What you should do => In the entries below, the word "JSON" appears on some lines. Copy each of those lines.

Start of Block

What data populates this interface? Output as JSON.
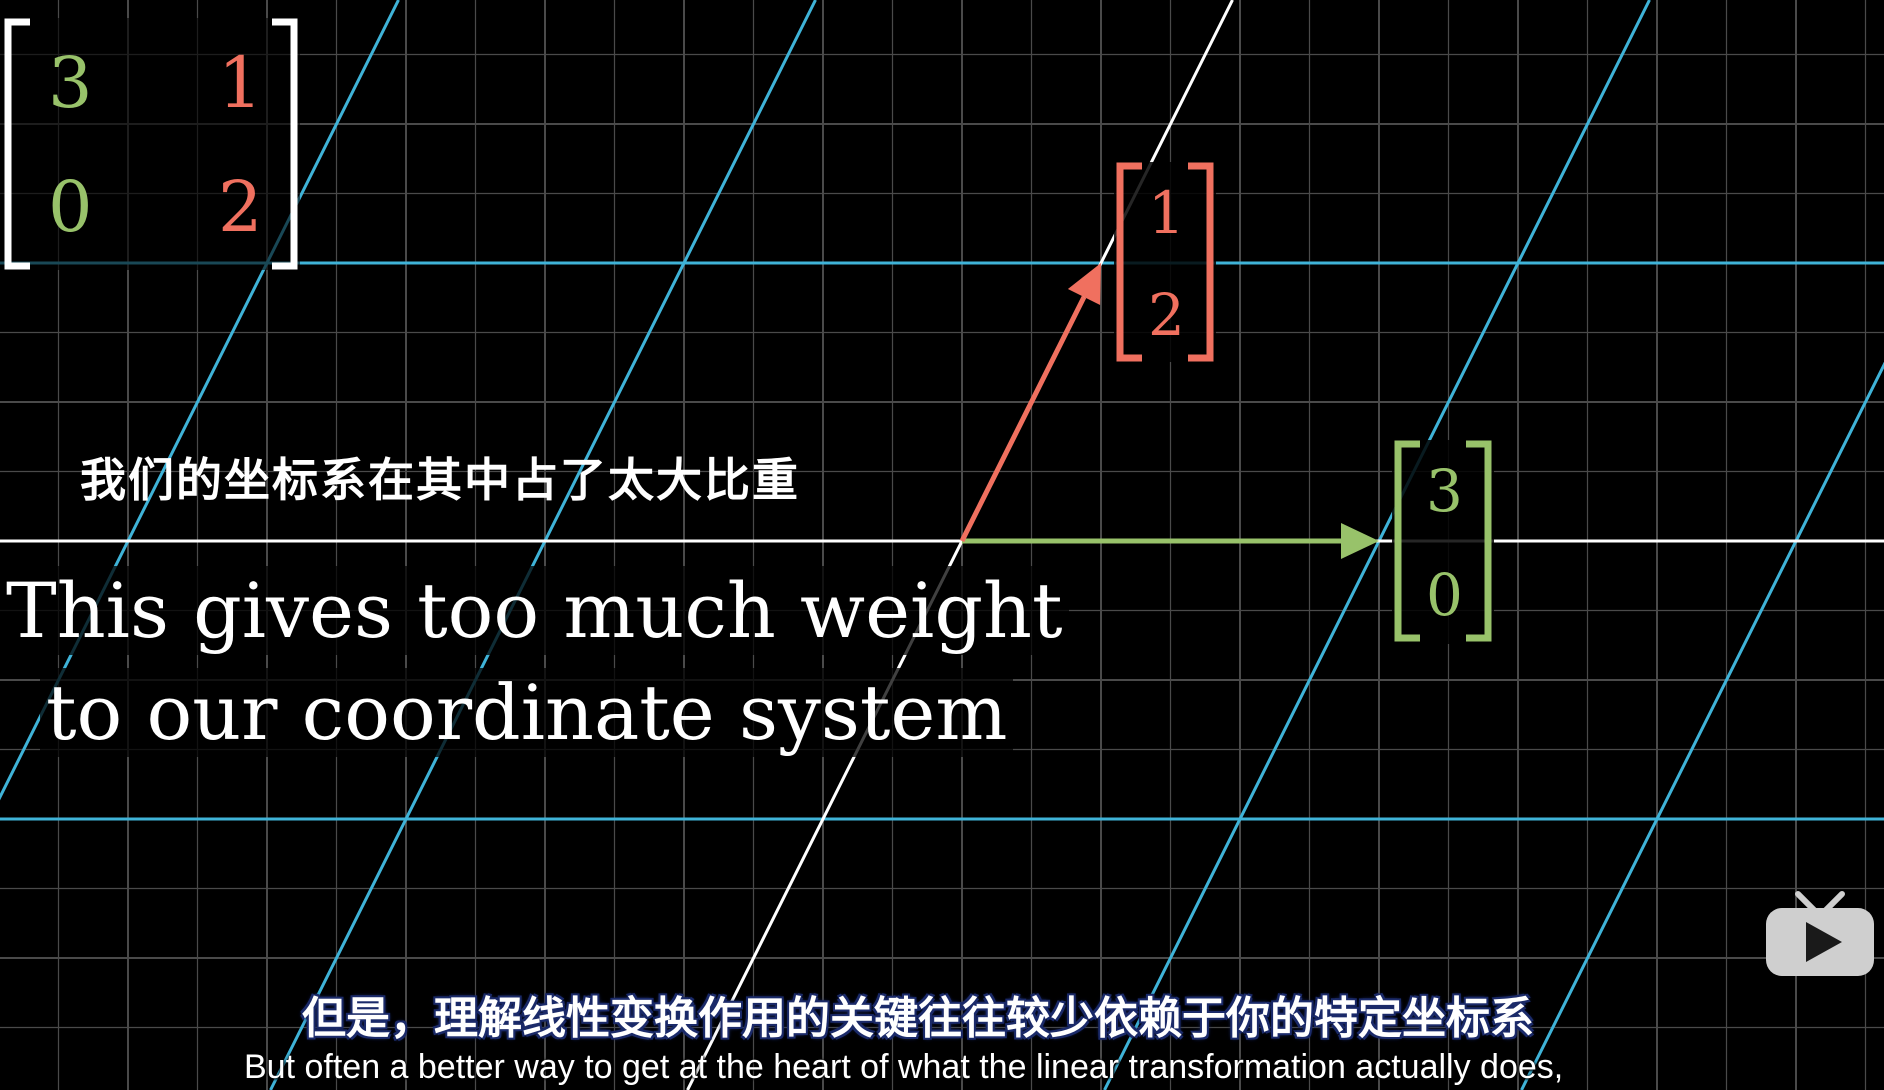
{
  "matrix": {
    "a11": "3",
    "a12": "1",
    "a21": "0",
    "a22": "2",
    "col1_color": "#98c26a",
    "col2_color": "#f0705f"
  },
  "vector_j": {
    "top": "1",
    "bottom": "2",
    "color": "#f0705f"
  },
  "vector_i": {
    "top": "3",
    "bottom": "0",
    "color": "#98c26a"
  },
  "captions": {
    "cn_top": "我们的坐标系在其中占了太大比重",
    "en_line1": "This gives too much weight",
    "en_line2": "to our coordinate system"
  },
  "subtitles": {
    "cn": "但是，理解线性变换作用的关键往往较少依赖于你的特定坐标系",
    "en": "But often a better way to get at the heart of what the linear transformation actually does,"
  },
  "colors": {
    "background": "#000000",
    "grid": "#4a4a4a",
    "transformed_grid": "#3fb3d8",
    "axis": "#ffffff"
  },
  "icons": {
    "player_logo": "tv-play-icon"
  }
}
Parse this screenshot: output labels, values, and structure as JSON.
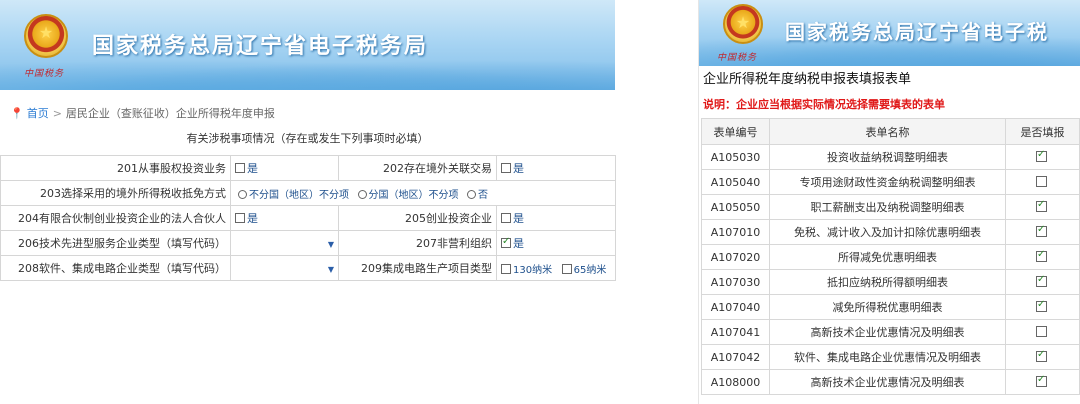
{
  "banner": {
    "title": "国家税务总局辽宁省电子税务局",
    "script": "中国税务"
  },
  "breadcrumb": {
    "home": "首页",
    "trail": "居民企业（查账征收）企业所得税年度申报"
  },
  "section_title": "有关涉税事项情况（存在或发生下列事项时必填）",
  "form": {
    "r1": {
      "l1": "201从事股权投资业务",
      "v1": "是",
      "l2": "202存在境外关联交易",
      "v2": "是"
    },
    "r2": {
      "l1": "203选择采用的境外所得税收抵免方式",
      "o1": "不分国（地区）不分项",
      "o2": "分国（地区）不分项",
      "o3": "否"
    },
    "r3": {
      "l1": "204有限合伙制创业投资企业的法人合伙人",
      "v1": "是",
      "l2": "205创业投资企业",
      "v2": "是"
    },
    "r4": {
      "l1": "206技术先进型服务企业类型（填写代码）",
      "l2": "207非营利组织",
      "v2": "是"
    },
    "r5": {
      "l1": "208软件、集成电路企业类型（填写代码）",
      "l2": "209集成电路生产项目类型",
      "o1": "130纳米",
      "o2": "65纳米"
    }
  },
  "right": {
    "banner_title": "国家税务总局辽宁省电子税",
    "title": "企业所得税年度纳税申报表填报表单",
    "note": "说明：企业应当根据实际情况选择需要填表的表单",
    "headers": {
      "code": "表单编号",
      "name": "表单名称",
      "fill": "是否填报"
    },
    "rows": [
      {
        "code": "A105030",
        "name": "投资收益纳税调整明细表",
        "checked": true
      },
      {
        "code": "A105040",
        "name": "专项用途财政性资金纳税调整明细表",
        "checked": false
      },
      {
        "code": "A105050",
        "name": "职工薪酬支出及纳税调整明细表",
        "checked": true
      },
      {
        "code": "A107010",
        "name": "免税、减计收入及加计扣除优惠明细表",
        "checked": true
      },
      {
        "code": "A107020",
        "name": "所得减免优惠明细表",
        "checked": true
      },
      {
        "code": "A107030",
        "name": "抵扣应纳税所得额明细表",
        "checked": true
      },
      {
        "code": "A107040",
        "name": "减免所得税优惠明细表",
        "checked": true
      },
      {
        "code": "A107041",
        "name": "高新技术企业优惠情况及明细表",
        "checked": false
      },
      {
        "code": "A107042",
        "name": "软件、集成电路企业优惠情况及明细表",
        "checked": true
      },
      {
        "code": "A108000",
        "name": "高新技术企业优惠情况及明细表",
        "checked": true
      }
    ]
  }
}
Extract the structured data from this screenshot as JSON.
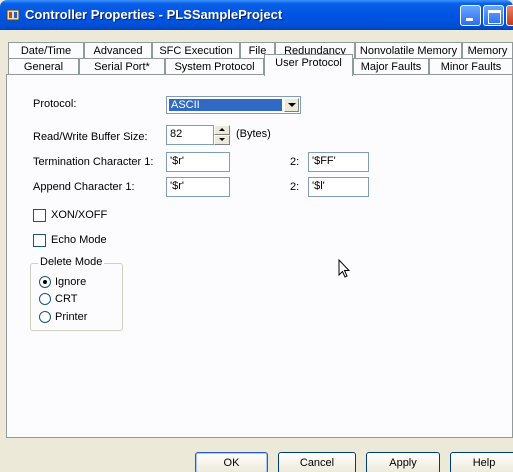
{
  "window": {
    "title": "Controller Properties - PLSSampleProject"
  },
  "tabs": {
    "row1": [
      "Date/Time",
      "Advanced",
      "SFC Execution",
      "File",
      "Redundancy",
      "Nonvolatile Memory",
      "Memory"
    ],
    "row2": [
      "General",
      "Serial Port*",
      "System Protocol",
      "User Protocol",
      "Major Faults",
      "Minor Faults"
    ],
    "active": "User Protocol"
  },
  "form": {
    "protocol_label": "Protocol:",
    "protocol_value": "ASCII",
    "buffer_label": "Read/Write Buffer Size:",
    "buffer_value": "82",
    "buffer_unit": "(Bytes)",
    "term1_label": "Termination Character 1:",
    "term1_value": "'$r'",
    "term2_label": "2:",
    "term2_value": "'$FF'",
    "append1_label": "Append Character 1:",
    "append1_value": "'$r'",
    "append2_label": "2:",
    "append2_value": "'$l'",
    "xon_label": "XON/XOFF",
    "xon_checked": false,
    "echo_label": "Echo Mode",
    "echo_checked": false
  },
  "delete_mode": {
    "title": "Delete Mode",
    "options": [
      "Ignore",
      "CRT",
      "Printer"
    ],
    "selected": "Ignore"
  },
  "buttons": {
    "ok": "OK",
    "cancel": "Cancel",
    "apply": "Apply",
    "help": "Help"
  },
  "colors": {
    "titlebar": "#0054e3",
    "selection": "#316ac5",
    "face": "#ece9d8"
  }
}
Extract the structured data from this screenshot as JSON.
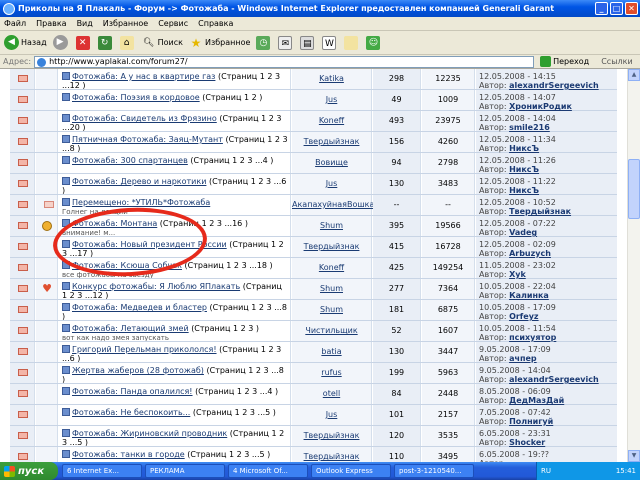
{
  "window": {
    "title": "Приколы на Я Плакаль - Форум -> Фотожаба - Windows Internet Explorer предоставлен компанией Generali Garant"
  },
  "menu": [
    "Файл",
    "Правка",
    "Вид",
    "Избранное",
    "Сервис",
    "Справка"
  ],
  "toolbar": {
    "back": "Назад",
    "search": "Поиск",
    "favorites": "Избранное"
  },
  "address": {
    "label": "Адрес:",
    "url": "http://www.yaplakal.com/forum27/",
    "go": "Переход",
    "links": "Ссылки"
  },
  "rows": [
    {
      "icon": "envelope",
      "title": "Фотожаба: А у нас в квартире газ",
      "pages": "(Страниц 1 2 3 ...12 )",
      "desc": "Ащкий откиг в пейнте",
      "author": "Katika",
      "replies": "298",
      "views": "12235",
      "date": "12.05.2008 - 14:15",
      "last": "alexandrSergeevich"
    },
    {
      "icon": "envelope",
      "title": "Фотожаба: Поэзия в кордовое",
      "pages": "(Страниц 1 2 )",
      "desc": "",
      "author": "Jus",
      "replies": "49",
      "views": "1009",
      "date": "12.05.2008 - 14:07",
      "last": "ХроникРодик"
    },
    {
      "icon": "envelope",
      "title": "Фотожаба: Свидетель из Фрязино",
      "pages": "(Страниц 1 2 3 ...20 )",
      "desc": "кто такой свидетель?",
      "author": "Koneff",
      "replies": "493",
      "views": "23975",
      "date": "12.05.2008 - 14:04",
      "last": "smile216"
    },
    {
      "icon": "envelope",
      "title": "Пятничная Фотожаба: Заяц-Мутант",
      "pages": "(Страниц 1 2 3 ...8 )",
      "desc": "",
      "author": "Твердыйзнак",
      "replies": "156",
      "views": "4260",
      "date": "12.05.2008 - 11:34",
      "last": "НиксЪ"
    },
    {
      "icon": "envelope",
      "title": "Фотожаба: 300 спартанцев",
      "pages": "(Страниц 1 2 3 ...4 )",
      "desc": "",
      "author": "Вовище",
      "replies": "94",
      "views": "2798",
      "date": "12.05.2008 - 11:26",
      "last": "НиксЪ"
    },
    {
      "icon": "envelope",
      "title": "Фотожаба: Дерево и наркотики",
      "pages": "(Страниц 1 2 3 ...6 )",
      "desc": "прикольная фотожаба",
      "author": "Jus",
      "replies": "130",
      "views": "3483",
      "date": "12.05.2008 - 11:22",
      "last": "НиксЪ"
    },
    {
      "icon": "moved",
      "title": "Перемещено: *УТИЛЬ*Фотожаба",
      "pages": "",
      "desc": "Голнег на лекции",
      "author": "АкапахуйнаяВошка",
      "replies": "--",
      "views": "--",
      "date": "12.05.2008 - 10:52",
      "last": "Твердыйзнак"
    },
    {
      "icon": "hand",
      "title": "Фотожаба: Монтана",
      "pages": "(Страниц 1 2 3 ...16 )",
      "desc": "внимание! м...",
      "author": "Shum",
      "replies": "395",
      "views": "19566",
      "date": "12.05.2008 - 07:22",
      "last": "Vadeg"
    },
    {
      "icon": "envelope",
      "title": "Фотожаба: Новый президент России",
      "pages": "(Страниц 1 2 3 ...17 )",
      "desc": "",
      "author": "Твердыйзнак",
      "replies": "415",
      "views": "16728",
      "date": "12.05.2008 - 02:09",
      "last": "Arbuzych"
    },
    {
      "icon": "envelope",
      "title": "Фотожаба: Ксюша Собчак",
      "pages": "(Страниц 1 2 3 ...18 )",
      "desc": "все фотожабы на звезду",
      "author": "Koneff",
      "replies": "425",
      "views": "149254",
      "date": "11.05.2008 - 23:02",
      "last": "Xyk"
    },
    {
      "icon": "heart",
      "title": "Конкурс фотожабы: Я Люблю ЯПлакать",
      "pages": "(Страниц 1 2 3 ...12 )",
      "desc": "",
      "author": "Shum",
      "replies": "277",
      "views": "7364",
      "date": "10.05.2008 - 22:04",
      "last": "Калинка"
    },
    {
      "icon": "envelope",
      "title": "Фотожаба: Медведев и бластер",
      "pages": "(Страниц 1 2 3 ...8 )",
      "desc": "",
      "author": "Shum",
      "replies": "181",
      "views": "6875",
      "date": "10.05.2008 - 17:09",
      "last": "Orfeyz"
    },
    {
      "icon": "envelope",
      "title": "Фотожаба: Летающий змей",
      "pages": "(Страниц 1 2 3 )",
      "desc": "вот как надо змея запускать",
      "author": "Чистильщик",
      "replies": "52",
      "views": "1607",
      "date": "10.05.2008 - 11:54",
      "last": "психуятор"
    },
    {
      "icon": "envelope",
      "title": "Григорий Перельман прикололся!",
      "pages": "(Страниц 1 2 3 ...6 )",
      "desc": "математик гриша перельман отжочил",
      "author": "batia",
      "replies": "130",
      "views": "3447",
      "date": "9.05.2008 - 17:09",
      "last": "ачпер"
    },
    {
      "icon": "envelope",
      "title": "Жертва жаберов (28 фотожаб)",
      "pages": "(Страниц 1 2 3 ...8 )",
      "desc": "Бедный мужик",
      "author": "rufus",
      "replies": "199",
      "views": "5963",
      "date": "9.05.2008 - 14:04",
      "last": "alexandrSergeevich"
    },
    {
      "icon": "envelope",
      "title": "Фотожаба: Панда опалился!",
      "pages": "(Страниц 1 2 3 ...4 )",
      "desc": "",
      "author": "otell",
      "replies": "84",
      "views": "2448",
      "date": "8.05.2008 - 06:09",
      "last": "ДедМазДай"
    },
    {
      "icon": "envelope",
      "title": "Фотожаба: Не беспокоить...",
      "pages": "(Страниц 1 2 3 ...5 )",
      "desc": "",
      "author": "Jus",
      "replies": "101",
      "views": "2157",
      "date": "7.05.2008 - 07:42",
      "last": "Полнигуй"
    },
    {
      "icon": "envelope",
      "title": "Фотожаба: Жириновский проводник",
      "pages": "(Страниц 1 2 3 ...5 )",
      "desc": "",
      "author": "Твердыйзнак",
      "replies": "120",
      "views": "3535",
      "date": "6.05.2008 - 23:31",
      "last": "Shocker"
    },
    {
      "icon": "envelope",
      "title": "Фотожаба: танки в городе",
      "pages": "(Страниц 1 2 3 ...5 )",
      "desc": "",
      "author": "Твердыйзнак",
      "replies": "110",
      "views": "3495",
      "date": "6.05.2008 - 19:??",
      "last": ""
    }
  ],
  "last_label": "Автор:",
  "taskbar": {
    "start": "пуск",
    "tasks": [
      "6 Internet Ex...",
      "РЕКЛАМА",
      "4 Microsoft Of...",
      "Outlook Express",
      "post-3-1210540..."
    ],
    "lang": "RU",
    "time": "15:41"
  }
}
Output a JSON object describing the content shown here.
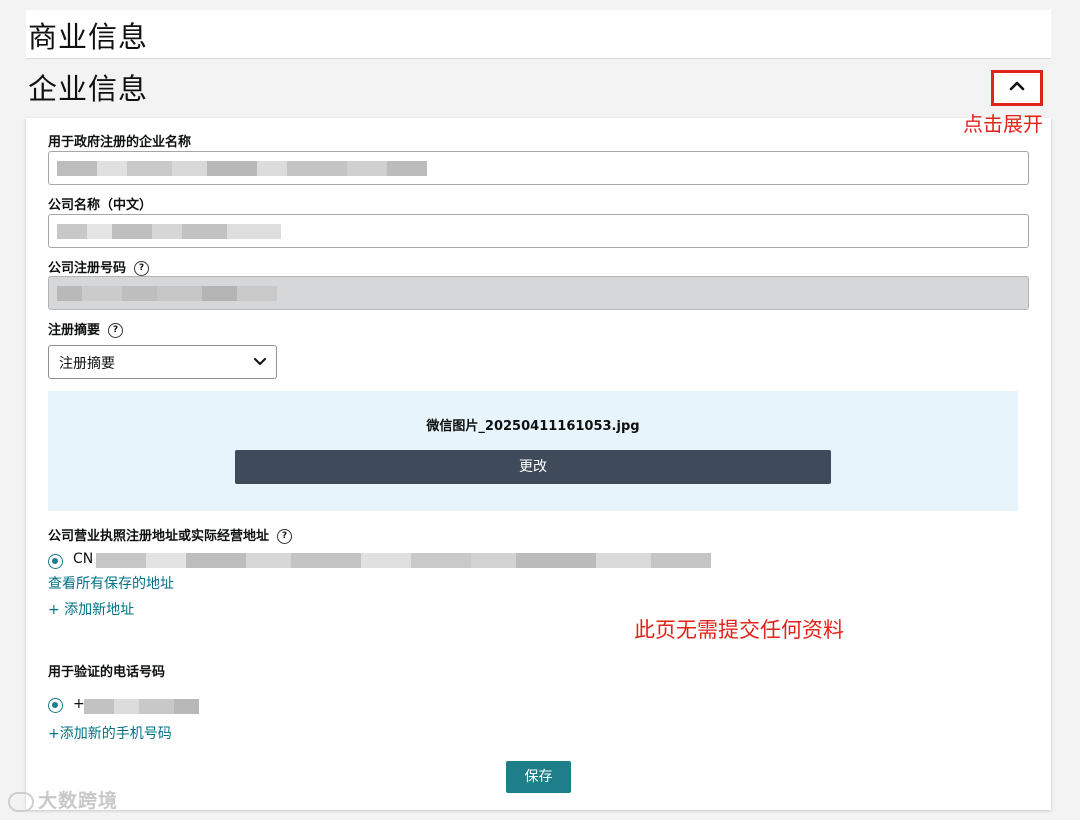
{
  "sections": {
    "business_info_title": "商业信息",
    "company_info_title": "企业信息"
  },
  "annotations": {
    "expand_hint": "点击展开",
    "no_submit_note": "此页无需提交任何资料"
  },
  "form": {
    "gov_registered_name_label": "用于政府注册的企业名称",
    "company_name_cn_label": "公司名称（中文）",
    "registration_number_label": "公司注册号码",
    "registration_summary_label": "注册摘要",
    "registration_summary_value": "注册摘要",
    "uploaded_filename": "微信图片_20250411161053.jpg",
    "change_button": "更改",
    "address_label": "公司营业执照注册地址或实际经营地址",
    "address_prefix": "CN",
    "view_saved_addresses": "查看所有保存的地址",
    "add_new_address": "+ 添加新地址",
    "phone_label": "用于验证的电话号码",
    "phone_prefix": "+",
    "add_new_phone": "+添加新的手机号码",
    "save_button": "保存"
  },
  "icons": {
    "collapse": "chevron-up-icon",
    "select": "chevron-down-icon",
    "help": "question-circle-icon"
  },
  "colors": {
    "annotation_red": "#e2231a",
    "teal": "#1e7f8a",
    "link": "#007185",
    "dark_button": "#3f4a5a",
    "upload_bg": "#e8f4fb"
  },
  "watermark": "大数跨境"
}
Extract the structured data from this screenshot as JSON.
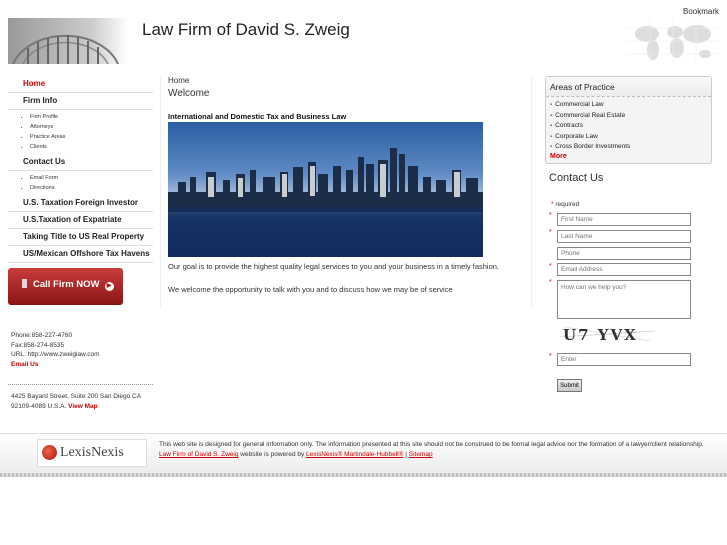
{
  "header": {
    "title": "Law Firm of David S. Zweig",
    "bookmark": "Bookmark"
  },
  "nav": {
    "home": "Home",
    "firm_info": "Firm Info",
    "firm_info_items": [
      "Firm Profile",
      "Attorneys",
      "Practice Areas",
      "Clients"
    ],
    "contact_us": "Contact Us",
    "contact_items": [
      "Email Form",
      "Directions"
    ],
    "taxation_foreign": "U.S. Taxation Foreign Investor",
    "taxation_expatriate": "U.S.Taxation of Expatriate",
    "taking_title": "Taking Title to US Real Property",
    "offshore": "US/Mexican Offshore Tax Havens"
  },
  "call_button": {
    "label": "Call Firm NOW"
  },
  "contact_info": {
    "phone": "Phone:858-227-4760",
    "fax": "Fax:858-274-8535",
    "url": "URL: http://www.zweiglaw.com",
    "email": "Email Us"
  },
  "address": {
    "text": "4425 Bayard Street, Suite 200 San Diego CA 92109-4089 U.S.A.",
    "view_map": "View Map"
  },
  "main": {
    "breadcrumb": "Home",
    "welcome": "Welcome",
    "heading": "International and Domestic Tax and Business Law",
    "para1": "Our goal is to provide the highest quality legal services to you and your business in a timely fashion.",
    "para2": "We welcome the opportunity to talk with you and to discuss how we may be of service"
  },
  "areas": {
    "title": "Areas of Practice",
    "items": [
      "Commercial Law",
      "Commercial Real Estate",
      "Contracts",
      "Corporate Law",
      "Cross Border Investments"
    ],
    "more": "More"
  },
  "contact_form": {
    "title": "Contact Us",
    "required_star": "*",
    "required_label": "required",
    "first_name": "First Name",
    "last_name": "Last Name",
    "phone": "Phone",
    "email": "Email Address",
    "message": "How can we help you?",
    "captcha_text": "U7 YVX",
    "enter": "Enter",
    "submit": "Submit"
  },
  "footer": {
    "logo": "LexisNexis",
    "text_main": "This web site is designed for general information only. The information presented at this site should not be construed to be formal legal advice nor the formation of a lawyer/client relationship.",
    "link_firm": "Law Firm of David S. Zweig",
    "text_mid": "website is powered by",
    "link_lexis": "LexisNexis® Martindale-Hubbell®",
    "separator": "|",
    "link_sitemap": "Sitemap"
  },
  "colors": {
    "accent": "#cc0000",
    "button": "#9e1e1e"
  }
}
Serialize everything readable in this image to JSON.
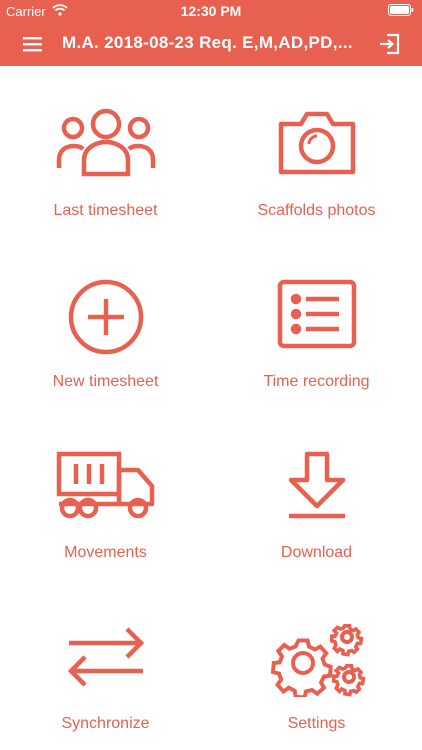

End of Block

Exercise answer =>
What data populates this interface? Output as JSON.
Parse this screenshot: output labels, values, and structure as JSON.
Extract the structured data from this screenshot as JSON.
Extract the structured data from this screenshot as JSON.
Output a JSON object describing the content shown here.
Extract the structured data from this screenshot as JSON.
Serialize everything readable in this image to JSON.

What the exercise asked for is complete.